By Julie Kish

Scarborough is featured prominently in Leanne Toshiko Simpson’s debut novel, Never Been Better. The Mowat Collegiate graduate (class of 2010) has written a romantic comedy featuring three friends who meet while confined to a psychiatric ward in a Scarborough hospital.

Never Been Better is a witty story about a destination wedding, but it’s also about the serious issue of mental illness. The three main characters all have bipolar disorder. See review

“People hear it’s a mental health story, and they think it’s going to be really sad,” said Leanne. “In books and movies, mental illness is often used as a plot device, or it makes up someone’s whole character, but people with mental illness live very full lives. Don’t they deserve love stories and happily ever after?”
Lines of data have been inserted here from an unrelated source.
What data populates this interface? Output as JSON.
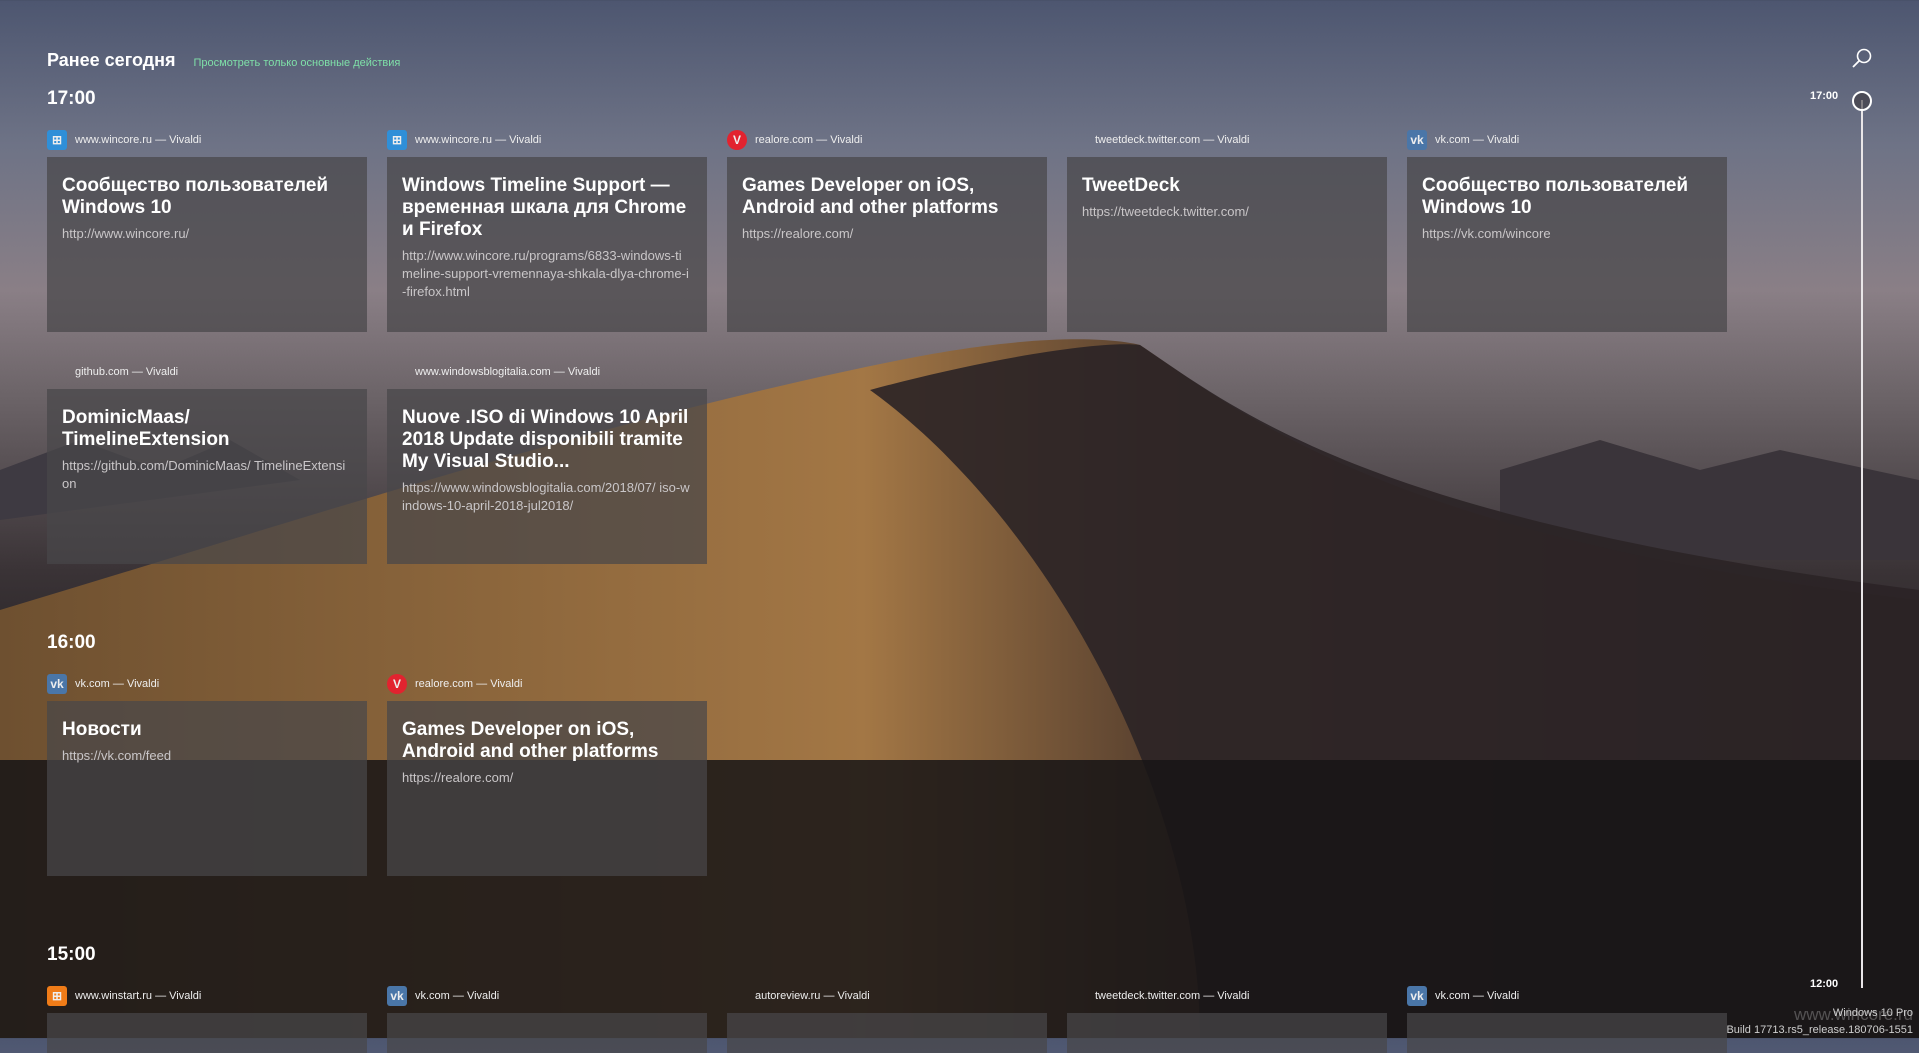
{
  "header": {
    "title": "Ранее сегодня",
    "filter_link": "Просмотреть только основные действия"
  },
  "sections": [
    {
      "time": "17:00"
    },
    {
      "time": "16:00"
    },
    {
      "time": "15:00"
    }
  ],
  "cards": [
    {
      "source": "www.wincore.ru — Vivaldi",
      "icon": "windows-grid-icon",
      "title": "Сообщество пользователей Windows 10",
      "url": "http://www.wincore.ru/"
    },
    {
      "source": "www.wincore.ru — Vivaldi",
      "icon": "windows-grid-icon",
      "title": "Windows Timeline Support — временная шкала для Chrome и Firefox",
      "url": "http://www.wincore.ru/programs/6833-windows-timeline-support-vremennaya-shkala-dlya-chrome-i-firefox.html"
    },
    {
      "source": "realore.com — Vivaldi",
      "icon": "vivaldi-icon",
      "title": "Games Developer on iOS, Android and other platforms",
      "url": "https://realore.com/"
    },
    {
      "source": "tweetdeck.twitter.com — Vivaldi",
      "icon": "blank-icon",
      "title": "TweetDeck",
      "url": "https://tweetdeck.twitter.com/"
    },
    {
      "source": "vk.com — Vivaldi",
      "icon": "vk-icon",
      "title": "Сообщество пользователей Windows 10",
      "url": "https://vk.com/wincore"
    },
    {
      "source": "github.com — Vivaldi",
      "icon": "blank-icon",
      "title": "DominicMaas/ TimelineExtension",
      "url": "https://github.com/DominicMaas/ TimelineExtension"
    },
    {
      "source": "www.windowsblogitalia.com — Vivaldi",
      "icon": "blank-icon",
      "title": "Nuove .ISO di Windows 10 April 2018 Update disponibili tramite My Visual Studio...",
      "url": "https://www.windowsblogitalia.com/2018/07/ iso-windows-10-april-2018-jul2018/"
    },
    {
      "source": "vk.com — Vivaldi",
      "icon": "vk-icon",
      "title": "Новости",
      "url": "https://vk.com/feed"
    },
    {
      "source": "realore.com — Vivaldi",
      "icon": "vivaldi-icon",
      "title": "Games Developer on iOS, Android and other platforms",
      "url": "https://realore.com/"
    },
    {
      "source": "www.winstart.ru — Vivaldi",
      "icon": "winstart-icon",
      "title": "",
      "url": ""
    },
    {
      "source": "vk.com — Vivaldi",
      "icon": "vk-icon",
      "title": "",
      "url": ""
    },
    {
      "source": "autoreview.ru — Vivaldi",
      "icon": "blank-icon",
      "title": "",
      "url": ""
    },
    {
      "source": "tweetdeck.twitter.com — Vivaldi",
      "icon": "blank-icon",
      "title": "",
      "url": ""
    },
    {
      "source": "vk.com — Vivaldi",
      "icon": "vk-icon",
      "title": "",
      "url": ""
    }
  ],
  "timeline": {
    "top_label": "17:00",
    "bottom_label": "12:00"
  },
  "watermark": {
    "edition": "Windows 10 Pro",
    "build": "Build 17713.rs5_release.180706-1551",
    "site": "www.wincore.ru"
  },
  "colors": {
    "link": "#7fe0a8",
    "windows-grid-icon": "#2f8fd8",
    "vivaldi-icon": "#e2232f",
    "vk-icon": "#4a76a8",
    "winstart-icon": "#f07c18"
  }
}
Leanne is speaking from personal experience. In her final year at Mowat, she was diagnosed with bipolar disorder, a significant psychiatric illness that can be treated but not cured. Leanne says her life from age 17 to 24 was “really hard.” She was too sick to finish high school or graduate with her classmates. “They just froze my marks and passed me because I had already won a scholarship to the University of Toronto.”

Over the following years, she was on 21 different medications until the doctors finally found the right combination for her.

Despite these challenges, Leanne excelled at university, earning a bachelor’s degree and two master’s degrees. She won a creative writing contest at the University of Toronto Scarborough in 2014 and was named Scarborough’s Emerging Writer in 2016. Leanne is currently working on her Doctorate at the University of Toronto and teaching undergraduate classes. She has also worked on the “Bell Let’s Talk” campaign to increase awareness about mental health.

In addition to writing a novel and earning three degrees, Leanne somehow found the time to get married and have a baby. She admits she doesn’t have much time for writing at the moment, but her novel was already finished when her son was born six months ago.

She spent six years, on and off, working on her novel. Initially, she considered writing a memoir but decided to write this fictional story.

“Fiction allows you to get at the truth of something without having to wound yourself or anyone else to do it,” Leanne said.

The characters in her novel are composites, and the story is “a mash-up of things that have happened and things that haven’t happened,” she said. In the book, there is a reference to the characters hauling a sofa onto a store roof to watch the sunset, and Leanne confirms this is an experience from her youth.

Leanne loved growing up in the West Rouge area. “We lived for the West Rouge Fun Fair and the community centre dances.”

“Scarborough is a beautiful, vibrant and community-oriented place, and this is how it is represented in my novel,” Leanne said. Although she lives in the Riverdale area now, Leanne visits Scarborough often since her parents still live in West Rouge.

Leanne believes she has managed better than others with her diagnosis because she was diagnosed young and has a very supportive family. Still, she is clearly an exceptionally strong young woman. She is also brilliant, incredibly resilient and exceptionally brave. She has already started working on her next novel.

Never Been Better is published by HarperCollins and will be available for purchase on March 5.